That night, unable to sleep, Greg concentrates on Maddy’s dreamcatcher. From Commodore Perry, through President Truman and General MacArthur to the present day, he reflect, the greatest threat to the interests of the Japanese nation has usually come from the United States. Today, he himself has become the embodiment of that threat, at least insofar as Yashimoto is identical with the interests of Japan. Particularly in regard to the dropping of the atomic bomb, the actual and potential threat represented by the USA has taken on a mythic aspect in the Japanese gestalt. If the world remembers what Japan did during the second world war, Japan remembers only too well what America did.
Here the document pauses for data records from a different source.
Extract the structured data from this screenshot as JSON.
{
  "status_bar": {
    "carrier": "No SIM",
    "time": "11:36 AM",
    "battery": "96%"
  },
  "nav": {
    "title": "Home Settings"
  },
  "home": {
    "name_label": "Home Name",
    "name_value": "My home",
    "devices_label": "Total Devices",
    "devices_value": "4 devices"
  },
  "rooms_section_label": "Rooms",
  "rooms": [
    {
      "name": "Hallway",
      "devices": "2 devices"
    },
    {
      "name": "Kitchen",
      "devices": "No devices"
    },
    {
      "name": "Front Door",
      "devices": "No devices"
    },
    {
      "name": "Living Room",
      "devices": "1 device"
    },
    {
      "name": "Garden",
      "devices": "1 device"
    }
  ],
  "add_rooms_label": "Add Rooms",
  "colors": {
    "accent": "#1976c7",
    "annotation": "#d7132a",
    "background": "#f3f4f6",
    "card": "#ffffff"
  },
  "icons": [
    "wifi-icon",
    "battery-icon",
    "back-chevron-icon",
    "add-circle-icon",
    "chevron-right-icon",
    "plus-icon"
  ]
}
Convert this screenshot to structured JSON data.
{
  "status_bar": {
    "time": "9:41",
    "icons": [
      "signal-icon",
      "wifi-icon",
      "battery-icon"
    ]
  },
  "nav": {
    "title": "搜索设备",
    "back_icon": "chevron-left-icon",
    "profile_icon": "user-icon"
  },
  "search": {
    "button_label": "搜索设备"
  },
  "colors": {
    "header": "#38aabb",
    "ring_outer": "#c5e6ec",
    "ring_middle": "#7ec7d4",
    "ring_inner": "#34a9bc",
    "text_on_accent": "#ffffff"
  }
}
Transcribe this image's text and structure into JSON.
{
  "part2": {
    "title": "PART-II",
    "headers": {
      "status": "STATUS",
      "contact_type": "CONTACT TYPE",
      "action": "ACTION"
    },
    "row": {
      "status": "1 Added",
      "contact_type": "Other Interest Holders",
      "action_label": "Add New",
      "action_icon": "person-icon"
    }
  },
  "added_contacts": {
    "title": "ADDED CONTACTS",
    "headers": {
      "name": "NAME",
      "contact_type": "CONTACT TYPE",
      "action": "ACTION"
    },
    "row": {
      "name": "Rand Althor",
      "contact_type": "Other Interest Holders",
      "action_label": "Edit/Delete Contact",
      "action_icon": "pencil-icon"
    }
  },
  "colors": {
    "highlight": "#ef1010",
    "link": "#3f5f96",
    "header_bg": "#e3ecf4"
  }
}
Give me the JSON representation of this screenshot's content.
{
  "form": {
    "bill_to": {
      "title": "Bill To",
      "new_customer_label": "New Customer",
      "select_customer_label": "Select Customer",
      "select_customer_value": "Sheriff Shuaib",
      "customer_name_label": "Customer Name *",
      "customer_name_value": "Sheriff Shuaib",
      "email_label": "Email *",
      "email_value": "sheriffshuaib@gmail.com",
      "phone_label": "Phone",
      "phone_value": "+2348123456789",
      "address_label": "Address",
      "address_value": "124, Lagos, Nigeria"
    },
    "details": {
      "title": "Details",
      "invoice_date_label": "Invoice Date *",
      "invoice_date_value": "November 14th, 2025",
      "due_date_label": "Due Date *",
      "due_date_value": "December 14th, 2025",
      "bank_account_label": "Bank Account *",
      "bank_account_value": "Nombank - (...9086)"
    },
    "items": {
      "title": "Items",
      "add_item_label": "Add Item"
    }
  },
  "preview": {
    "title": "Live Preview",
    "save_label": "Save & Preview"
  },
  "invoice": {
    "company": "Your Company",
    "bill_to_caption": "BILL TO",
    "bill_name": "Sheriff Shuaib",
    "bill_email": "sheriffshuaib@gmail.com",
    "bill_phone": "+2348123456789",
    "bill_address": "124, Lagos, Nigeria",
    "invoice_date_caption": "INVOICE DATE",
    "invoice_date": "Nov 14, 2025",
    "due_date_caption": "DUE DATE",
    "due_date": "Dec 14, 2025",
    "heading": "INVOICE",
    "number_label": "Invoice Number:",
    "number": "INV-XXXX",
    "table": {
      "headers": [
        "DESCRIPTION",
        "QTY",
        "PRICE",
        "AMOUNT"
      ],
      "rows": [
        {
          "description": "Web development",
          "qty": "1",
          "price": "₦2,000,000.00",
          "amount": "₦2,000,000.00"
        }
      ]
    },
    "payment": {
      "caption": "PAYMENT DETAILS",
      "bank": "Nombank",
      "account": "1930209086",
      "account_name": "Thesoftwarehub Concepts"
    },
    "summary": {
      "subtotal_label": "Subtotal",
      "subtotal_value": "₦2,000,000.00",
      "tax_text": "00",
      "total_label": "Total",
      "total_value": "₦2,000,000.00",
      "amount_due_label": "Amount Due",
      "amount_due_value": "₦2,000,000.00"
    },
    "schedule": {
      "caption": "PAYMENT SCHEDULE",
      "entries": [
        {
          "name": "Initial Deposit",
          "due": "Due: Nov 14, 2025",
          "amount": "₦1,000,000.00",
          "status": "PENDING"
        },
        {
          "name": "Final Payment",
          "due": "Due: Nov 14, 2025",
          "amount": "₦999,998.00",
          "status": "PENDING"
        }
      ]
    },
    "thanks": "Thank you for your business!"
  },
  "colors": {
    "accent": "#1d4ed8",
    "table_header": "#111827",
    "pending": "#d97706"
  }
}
Greg’s thoughts drifts. American movies, spring to mind, television shows, comic books, novels. McDonalds – now there’s an example of America culture conquering the world. For the moment he feels he can almost direct the flow of Western influence throughout the world just by setting his mind to it.
The dream catcher spins lazily although there is no wind. Forgotten, on a table in the corner, an apple shimmers, turning black for an instant and then red again.
The tolling of the temple bell wakes them all the next morning. They make their way out of their rooms to find Shiho, Anzen and Mahmu sitting together, deep into some discussion. Mahmu looks up as the others appear.
“Miyage’s people will arrive today,” he says. “Shiho is suggesting we should go on the offensive: hit the Yakuza before they attack the village again. Anzen believes it is better to wait. What do you think?”
8am, August 16th
GREG: Maddy fixes you with a long stare. “Uh, Greg?” she says hesitantly, “y’know I said about, like, ‘bad vibes’ an’ stuff? Well, uhh, you’ve got more bad stuff than most of us, haven’t you? You’ve, erm, done things…”